» Source data:

* * * * * * * * *

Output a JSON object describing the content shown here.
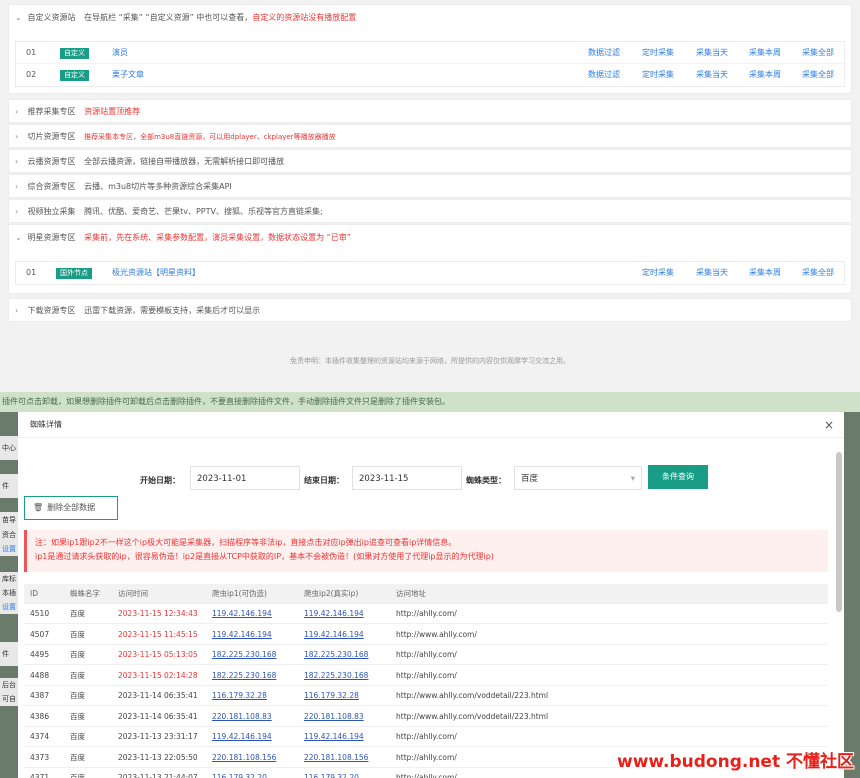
{
  "resources": {
    "custom": {
      "title": "自定义资源站",
      "desc": "在导航栏 “采集” “自定义资源” 中也可以查看，",
      "desc_red": "自定义的资源站没有播放配置",
      "rows": [
        {
          "num": "01",
          "tag": "自定义",
          "name": "演员",
          "actions": [
            "数据过滤",
            "定时采集",
            "采集当天",
            "采集本周",
            "采集全部"
          ]
        },
        {
          "num": "02",
          "tag": "自定义",
          "name": "栗子文章",
          "actions": [
            "数据过滤",
            "定时采集",
            "采集当天",
            "采集本周",
            "采集全部"
          ]
        }
      ]
    },
    "collapsed": [
      {
        "title": "推荐采集专区",
        "desc": "",
        "desc_red": "资源站置顶推荐"
      },
      {
        "title": "切片资源专区",
        "desc": "",
        "desc_red": "推荐采集本专区，全部m3u8直链资源，可以用dplayer、ckplayer等播放器播放"
      },
      {
        "title": "云播资源专区",
        "desc": "全部云播资源，链接自带播放器，无需解析接口即可播放",
        "desc_red": ""
      },
      {
        "title": "综合资源专区",
        "desc": "云播、m3u8切片等多种资源综合采集API",
        "desc_red": ""
      },
      {
        "title": "视频独立采集",
        "desc": "腾讯、优酷、爱奇艺、芒果tv、PPTV、搜狐、乐视等官方直链采集;",
        "desc_red": ""
      }
    ],
    "star": {
      "title": "明星资源专区",
      "desc_red": "采集前，先在系统、采集参数配置，演员采集设置，数据状态设置为 “已审”",
      "rows": [
        {
          "num": "01",
          "tag": "国外节点",
          "name": "极光资源站【明星资料】",
          "actions": [
            "定时采集",
            "采集当天",
            "采集本周",
            "采集全部"
          ]
        }
      ]
    },
    "download": {
      "title": "下载资源专区",
      "desc": "迅雷下载资源，需要模板支持，采集后才可以显示"
    },
    "disclaimer": "免责申明：本插件收集整理的资源站均来源于网络，所提供的内容仅供观摩学习交流之用。"
  },
  "background": {
    "banner": "插件可点击卸载，如果想删除插件可卸载后点击删除插件，不要直接删除插件文件，手动删除插件文件只是删除了插件安装包。",
    "left_frags": [
      "中心",
      "件",
      "苗导",
      "资合",
      "设置",
      "库标",
      "本插",
      "设置",
      "件",
      "后台",
      "可自"
    ]
  },
  "modal": {
    "title": "蜘蛛详情",
    "close": "×",
    "start_label": "开始日期：",
    "start_value": "2023-11-01",
    "end_label": "结束日期：",
    "end_value": "2023-11-15",
    "type_label": "蜘蛛类型：",
    "type_value": "百度",
    "query_btn": "条件查询",
    "delete_btn": "删除全部数据",
    "notice_line1": "注：如果ip1跟ip2不一样这个ip极大可能是采集器，扫描程序等非法ip，直接点击对应ip弹出ip追查可查看ip详情信息。",
    "notice_line2": "ip1是通过请求头获取的ip，很容易伪造！ip2是直接从TCP中获取的IP，基本不会被伪造！(如果对方使用了代理ip显示的为代理ip)",
    "columns": [
      "ID",
      "蜘蛛名字",
      "访问时间",
      "爬虫ip1(可伪造)",
      "爬虫ip2(真实ip)",
      "访问地址"
    ],
    "rows": [
      {
        "id": "4510",
        "name": "百度",
        "time": "2023-11-15 12:34:43",
        "red": true,
        "ip1": "119.42.146.194",
        "ip2": "119.42.146.194",
        "url": "http://ahlly.com/"
      },
      {
        "id": "4507",
        "name": "百度",
        "time": "2023-11-15 11:45:15",
        "red": true,
        "ip1": "119.42.146.194",
        "ip2": "119.42.146.194",
        "url": "http://www.ahlly.com/"
      },
      {
        "id": "4495",
        "name": "百度",
        "time": "2023-11-15 05:13:05",
        "red": true,
        "ip1": "182.225.230.168",
        "ip2": "182.225.230.168",
        "url": "http://ahlly.com/"
      },
      {
        "id": "4488",
        "name": "百度",
        "time": "2023-11-15 02:14:28",
        "red": true,
        "ip1": "182.225.230.168",
        "ip2": "182.225.230.168",
        "url": "http://ahlly.com/"
      },
      {
        "id": "4387",
        "name": "百度",
        "time": "2023-11-14 06:35:41",
        "red": false,
        "ip1": "116.179.32.28",
        "ip2": "116.179.32.28",
        "url": "http://www.ahlly.com/voddetail/223.html"
      },
      {
        "id": "4386",
        "name": "百度",
        "time": "2023-11-14 06:35:41",
        "red": false,
        "ip1": "220.181.108.83",
        "ip2": "220.181.108.83",
        "url": "http://www.ahlly.com/voddetail/223.html"
      },
      {
        "id": "4374",
        "name": "百度",
        "time": "2023-11-13 23:31:17",
        "red": false,
        "ip1": "119.42.146.194",
        "ip2": "119.42.146.194",
        "url": "http://ahlly.com/"
      },
      {
        "id": "4373",
        "name": "百度",
        "time": "2023-11-13 22:05:50",
        "red": false,
        "ip1": "220.181.108.156",
        "ip2": "220.181.108.156",
        "url": "http://ahlly.com/"
      },
      {
        "id": "4371",
        "name": "百度",
        "time": "2023-11-13 21:44:07",
        "red": false,
        "ip1": "116.179.32.20",
        "ip2": "116.179.32.20",
        "url": "http://ahlly.com/"
      }
    ]
  },
  "watermark": "www.budong.net 不懂社区"
}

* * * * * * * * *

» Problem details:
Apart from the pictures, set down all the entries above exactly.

» Finished task:
Output a JSON object describing the content shown here.
{
  "resources": {
    "custom": {
      "title": "自定义资源站",
      "desc": "在导航栏 “采集” “自定义资源” 中也可以查看，",
      "desc_red": "自定义的资源站没有播放配置",
      "rows": [
        {
          "num": "01",
          "tag": "自定义",
          "name": "演员",
          "actions": [
            "数据过滤",
            "定时采集",
            "采集当天",
            "采集本周",
            "采集全部"
          ]
        },
        {
          "num": "02",
          "tag": "自定义",
          "name": "栗子文章",
          "actions": [
            "数据过滤",
            "定时采集",
            "采集当天",
            "采集本周",
            "采集全部"
          ]
        }
      ]
    },
    "collapsed": [
      {
        "title": "推荐采集专区",
        "desc": "",
        "desc_red": "资源站置顶推荐"
      },
      {
        "title": "切片资源专区",
        "desc": "",
        "desc_red": "推荐采集本专区，全部m3u8直链资源，可以用dplayer、ckplayer等播放器播放"
      },
      {
        "title": "云播资源专区",
        "desc": "全部云播资源，链接自带播放器，无需解析接口即可播放",
        "desc_red": ""
      },
      {
        "title": "综合资源专区",
        "desc": "云播、m3u8切片等多种资源综合采集API",
        "desc_red": ""
      },
      {
        "title": "视频独立采集",
        "desc": "腾讯、优酷、爱奇艺、芒果tv、PPTV、搜狐、乐视等官方直链采集;",
        "desc_red": ""
      }
    ],
    "star": {
      "title": "明星资源专区",
      "desc_red": "采集前，先在系统、采集参数配置，演员采集设置，数据状态设置为 “已审”",
      "rows": [
        {
          "num": "01",
          "tag": "国外节点",
          "name": "极光资源站【明星资料】",
          "actions": [
            "定时采集",
            "采集当天",
            "采集本周",
            "采集全部"
          ]
        }
      ]
    },
    "download": {
      "title": "下载资源专区",
      "desc": "迅雷下载资源，需要模板支持，采集后才可以显示"
    },
    "disclaimer": "免责申明：本插件收集整理的资源站均来源于网络，所提供的内容仅供观摩学习交流之用。"
  },
  "background": {
    "banner": "插件可点击卸载，如果想删除插件可卸载后点击删除插件，不要直接删除插件文件，手动删除插件文件只是删除了插件安装包。",
    "left_frags": [
      "中心",
      "件",
      "苗导",
      "资合",
      "设置",
      "库标",
      "本插",
      "设置",
      "件",
      "后台",
      "可自"
    ]
  },
  "modal": {
    "title": "蜘蛛详情",
    "close": "×",
    "start_label": "开始日期：",
    "start_value": "2023-11-01",
    "end_label": "结束日期：",
    "end_value": "2023-11-15",
    "type_label": "蜘蛛类型：",
    "type_value": "百度",
    "query_btn": "条件查询",
    "delete_btn": "删除全部数据",
    "notice_line1": "注：如果ip1跟ip2不一样这个ip极大可能是采集器，扫描程序等非法ip，直接点击对应ip弹出ip追查可查看ip详情信息。",
    "notice_line2": "ip1是通过请求头获取的ip，很容易伪造！ip2是直接从TCP中获取的IP，基本不会被伪造！(如果对方使用了代理ip显示的为代理ip)",
    "columns": [
      "ID",
      "蜘蛛名字",
      "访问时间",
      "爬虫ip1(可伪造)",
      "爬虫ip2(真实ip)",
      "访问地址"
    ],
    "rows": [
      {
        "id": "4510",
        "name": "百度",
        "time": "2023-11-15 12:34:43",
        "red": true,
        "ip1": "119.42.146.194",
        "ip2": "119.42.146.194",
        "url": "http://ahlly.com/"
      },
      {
        "id": "4507",
        "name": "百度",
        "time": "2023-11-15 11:45:15",
        "red": true,
        "ip1": "119.42.146.194",
        "ip2": "119.42.146.194",
        "url": "http://www.ahlly.com/"
      },
      {
        "id": "4495",
        "name": "百度",
        "time": "2023-11-15 05:13:05",
        "red": true,
        "ip1": "182.225.230.168",
        "ip2": "182.225.230.168",
        "url": "http://ahlly.com/"
      },
      {
        "id": "4488",
        "name": "百度",
        "time": "2023-11-15 02:14:28",
        "red": true,
        "ip1": "182.225.230.168",
        "ip2": "182.225.230.168",
        "url": "http://ahlly.com/"
      },
      {
        "id": "4387",
        "name": "百度",
        "time": "2023-11-14 06:35:41",
        "red": false,
        "ip1": "116.179.32.28",
        "ip2": "116.179.32.28",
        "url": "http://www.ahlly.com/voddetail/223.html"
      },
      {
        "id": "4386",
        "name": "百度",
        "time": "2023-11-14 06:35:41",
        "red": false,
        "ip1": "220.181.108.83",
        "ip2": "220.181.108.83",
        "url": "http://www.ahlly.com/voddetail/223.html"
      },
      {
        "id": "4374",
        "name": "百度",
        "time": "2023-11-13 23:31:17",
        "red": false,
        "ip1": "119.42.146.194",
        "ip2": "119.42.146.194",
        "url": "http://ahlly.com/"
      },
      {
        "id": "4373",
        "name": "百度",
        "time": "2023-11-13 22:05:50",
        "red": false,
        "ip1": "220.181.108.156",
        "ip2": "220.181.108.156",
        "url": "http://ahlly.com/"
      },
      {
        "id": "4371",
        "name": "百度",
        "time": "2023-11-13 21:44:07",
        "red": false,
        "ip1": "116.179.32.20",
        "ip2": "116.179.32.20",
        "url": "http://ahlly.com/"
      }
    ]
  },
  "watermark": "www.budong.net 不懂社区"
}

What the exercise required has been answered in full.